▶ [Prompt]: From first line to last, output the records below exactly.

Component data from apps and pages
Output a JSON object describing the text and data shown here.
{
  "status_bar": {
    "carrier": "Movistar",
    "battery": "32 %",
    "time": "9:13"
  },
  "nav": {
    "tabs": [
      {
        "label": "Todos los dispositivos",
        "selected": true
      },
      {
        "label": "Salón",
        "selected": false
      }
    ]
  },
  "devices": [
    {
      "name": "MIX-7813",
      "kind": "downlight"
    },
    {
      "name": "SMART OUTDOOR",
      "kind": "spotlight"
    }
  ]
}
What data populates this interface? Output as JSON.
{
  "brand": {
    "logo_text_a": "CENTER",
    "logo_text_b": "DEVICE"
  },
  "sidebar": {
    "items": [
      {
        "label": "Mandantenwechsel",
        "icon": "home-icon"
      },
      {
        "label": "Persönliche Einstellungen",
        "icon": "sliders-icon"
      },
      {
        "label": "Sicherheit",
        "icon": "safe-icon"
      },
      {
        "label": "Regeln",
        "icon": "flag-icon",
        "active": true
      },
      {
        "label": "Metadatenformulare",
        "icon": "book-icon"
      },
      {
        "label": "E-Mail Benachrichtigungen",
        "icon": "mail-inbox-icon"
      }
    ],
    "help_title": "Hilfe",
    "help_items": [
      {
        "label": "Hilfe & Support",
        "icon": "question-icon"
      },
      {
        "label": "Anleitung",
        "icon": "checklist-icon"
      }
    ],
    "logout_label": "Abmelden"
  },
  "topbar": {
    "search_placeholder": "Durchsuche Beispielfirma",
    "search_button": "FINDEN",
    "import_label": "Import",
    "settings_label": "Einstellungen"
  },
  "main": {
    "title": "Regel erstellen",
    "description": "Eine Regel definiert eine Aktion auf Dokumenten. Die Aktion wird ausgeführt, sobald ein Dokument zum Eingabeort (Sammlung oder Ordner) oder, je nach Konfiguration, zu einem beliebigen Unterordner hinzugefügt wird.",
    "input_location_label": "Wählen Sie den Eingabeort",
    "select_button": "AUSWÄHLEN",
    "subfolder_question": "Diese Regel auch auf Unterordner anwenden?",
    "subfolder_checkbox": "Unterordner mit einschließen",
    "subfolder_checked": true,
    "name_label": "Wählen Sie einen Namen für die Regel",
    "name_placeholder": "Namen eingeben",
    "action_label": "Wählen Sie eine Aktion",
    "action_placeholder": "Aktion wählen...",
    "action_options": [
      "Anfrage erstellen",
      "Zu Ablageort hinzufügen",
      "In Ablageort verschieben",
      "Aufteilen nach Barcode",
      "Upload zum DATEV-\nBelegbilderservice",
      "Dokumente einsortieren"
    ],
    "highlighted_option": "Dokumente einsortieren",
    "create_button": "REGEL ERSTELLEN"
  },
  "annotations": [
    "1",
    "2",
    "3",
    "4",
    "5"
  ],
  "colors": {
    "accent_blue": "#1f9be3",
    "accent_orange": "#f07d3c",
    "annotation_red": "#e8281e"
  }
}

▶ [Completed task]:
Output a JSON object describing the text and data shown here.
{
  "status_bar": {
    "carrier": "Movistar",
    "battery": "32 %",
    "time": "9:13"
  },
  "nav": {
    "tabs": [
      {
        "label": "Todos los dispositivos",
        "selected": true
      },
      {
        "label": "Salón",
        "selected": false
      }
    ]
  },
  "devices": [
    {
      "name": "MIX-7813",
      "kind": "downlight"
    },
    {
      "name": "SMART OUTDOOR",
      "kind": "spotlight"
    }
  ]
}
What data populates this interface? Output as JSON.
{
  "brand": {
    "logo_text_a": "CENTER",
    "logo_text_b": "DEVICE"
  },
  "sidebar": {
    "items": [
      {
        "label": "Mandantenwechsel",
        "icon": "home-icon"
      },
      {
        "label": "Persönliche Einstellungen",
        "icon": "sliders-icon"
      },
      {
        "label": "Sicherheit",
        "icon": "safe-icon"
      },
      {
        "label": "Regeln",
        "icon": "flag-icon",
        "active": true
      },
      {
        "label": "Metadatenformulare",
        "icon": "book-icon"
      },
      {
        "label": "E-Mail Benachrichtigungen",
        "icon": "mail-inbox-icon"
      }
    ],
    "help_title": "Hilfe",
    "help_items": [
      {
        "label": "Hilfe & Support",
        "icon": "question-icon"
      },
      {
        "label": "Anleitung",
        "icon": "checklist-icon"
      }
    ],
    "logout_label": "Abmelden"
  },
  "topbar": {
    "search_placeholder": "Durchsuche Beispielfirma",
    "search_button": "FINDEN",
    "import_label": "Import",
    "settings_label": "Einstellungen"
  },
  "main": {
    "title": "Regel erstellen",
    "description": "Eine Regel definiert eine Aktion auf Dokumenten. Die Aktion wird ausgeführt, sobald ein Dokument zum Eingabeort (Sammlung oder Ordner) oder, je nach Konfiguration, zu einem beliebigen Unterordner hinzugefügt wird.",
    "input_location_label": "Wählen Sie den Eingabeort",
    "select_button": "AUSWÄHLEN",
    "subfolder_question": "Diese Regel auch auf Unterordner anwenden?",
    "subfolder_checkbox": "Unterordner mit einschließen",
    "subfolder_checked": true,
    "name_label": "Wählen Sie einen Namen für die Regel",
    "name_placeholder": "Namen eingeben",
    "action_label": "Wählen Sie eine Aktion",
    "action_placeholder": "Aktion wählen...",
    "action_options": [
      "Anfrage erstellen",
      "Zu Ablageort hinzufügen",
      "In Ablageort verschieben",
      "Aufteilen nach Barcode",
      "Upload zum DATEV-\nBelegbilderservice",
      "Dokumente einsortieren"
    ],
    "highlighted_option": "Dokumente einsortieren",
    "create_button": "REGEL ERSTELLEN"
  },
  "annotations": [
    "1",
    "2",
    "3",
    "4",
    "5"
  ],
  "colors": {
    "accent_blue": "#1f9be3",
    "accent_orange": "#f07d3c",
    "annotation_red": "#e8281e"
  }
}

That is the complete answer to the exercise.